The expected response is the full set of records, unchanged.

--- Records for this task Enclosed Below ---

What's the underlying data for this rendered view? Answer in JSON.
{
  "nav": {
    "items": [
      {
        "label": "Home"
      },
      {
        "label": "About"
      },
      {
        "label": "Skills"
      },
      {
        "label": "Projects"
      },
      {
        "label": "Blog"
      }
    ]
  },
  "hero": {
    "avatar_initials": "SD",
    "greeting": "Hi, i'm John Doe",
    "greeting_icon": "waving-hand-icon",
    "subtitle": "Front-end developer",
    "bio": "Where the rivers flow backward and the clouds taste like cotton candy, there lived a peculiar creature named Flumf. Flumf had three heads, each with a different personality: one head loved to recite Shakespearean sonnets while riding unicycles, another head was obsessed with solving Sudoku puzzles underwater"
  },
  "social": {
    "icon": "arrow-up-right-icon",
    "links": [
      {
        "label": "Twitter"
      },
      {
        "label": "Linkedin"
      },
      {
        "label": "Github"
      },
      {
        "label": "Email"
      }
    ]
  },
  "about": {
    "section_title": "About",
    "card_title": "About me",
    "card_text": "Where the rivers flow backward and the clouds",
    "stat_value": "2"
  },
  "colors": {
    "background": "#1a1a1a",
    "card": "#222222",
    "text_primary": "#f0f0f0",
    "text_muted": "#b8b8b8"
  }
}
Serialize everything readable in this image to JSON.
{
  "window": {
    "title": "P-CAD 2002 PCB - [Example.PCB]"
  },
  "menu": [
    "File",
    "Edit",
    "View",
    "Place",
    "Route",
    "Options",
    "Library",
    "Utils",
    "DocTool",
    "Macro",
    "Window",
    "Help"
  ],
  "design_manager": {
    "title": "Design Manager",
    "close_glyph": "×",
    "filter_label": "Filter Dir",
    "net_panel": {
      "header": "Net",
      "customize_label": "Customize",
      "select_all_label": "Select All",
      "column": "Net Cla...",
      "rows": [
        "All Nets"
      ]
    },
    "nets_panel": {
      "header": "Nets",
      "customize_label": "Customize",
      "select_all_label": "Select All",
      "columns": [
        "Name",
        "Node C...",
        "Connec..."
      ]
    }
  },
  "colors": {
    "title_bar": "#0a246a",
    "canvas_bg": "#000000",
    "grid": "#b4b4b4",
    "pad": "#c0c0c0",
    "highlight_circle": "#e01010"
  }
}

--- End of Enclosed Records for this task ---

--- Solution ---
What's the underlying data for this rendered view? Answer in JSON.
{
  "nav": {
    "items": [
      {
        "label": "Home"
      },
      {
        "label": "About"
      },
      {
        "label": "Skills"
      },
      {
        "label": "Projects"
      },
      {
        "label": "Blog"
      }
    ]
  },
  "hero": {
    "avatar_initials": "SD",
    "greeting": "Hi, i'm John Doe",
    "greeting_icon": "waving-hand-icon",
    "subtitle": "Front-end developer",
    "bio": "Where the rivers flow backward and the clouds taste like cotton candy, there lived a peculiar creature named Flumf. Flumf had three heads, each with a different personality: one head loved to recite Shakespearean sonnets while riding unicycles, another head was obsessed with solving Sudoku puzzles underwater"
  },
  "social": {
    "icon": "arrow-up-right-icon",
    "links": [
      {
        "label": "Twitter"
      },
      {
        "label": "Linkedin"
      },
      {
        "label": "Github"
      },
      {
        "label": "Email"
      }
    ]
  },
  "about": {
    "section_title": "About",
    "card_title": "About me",
    "card_text": "Where the rivers flow backward and the clouds",
    "stat_value": "2"
  },
  "colors": {
    "background": "#1a1a1a",
    "card": "#222222",
    "text_primary": "#f0f0f0",
    "text_muted": "#b8b8b8"
  }
}
Serialize everything readable in this image to JSON.
{
  "window": {
    "title": "P-CAD 2002 PCB - [Example.PCB]"
  },
  "menu": [
    "File",
    "Edit",
    "View",
    "Place",
    "Route",
    "Options",
    "Library",
    "Utils",
    "DocTool",
    "Macro",
    "Window",
    "Help"
  ],
  "design_manager": {
    "title": "Design Manager",
    "close_glyph": "×",
    "filter_label": "Filter Dir",
    "net_panel": {
      "header": "Net",
      "customize_label": "Customize",
      "select_all_label": "Select All",
      "column": "Net Cla...",
      "rows": [
        "All Nets"
      ]
    },
    "nets_panel": {
      "header": "Nets",
      "customize_label": "Customize",
      "select_all_label": "Select All",
      "columns": [
        "Name",
        "Node C...",
        "Connec..."
      ]
    }
  },
  "colors": {
    "title_bar": "#0a246a",
    "canvas_bg": "#000000",
    "grid": "#b4b4b4",
    "pad": "#c0c0c0",
    "highlight_circle": "#e01010"
  }
}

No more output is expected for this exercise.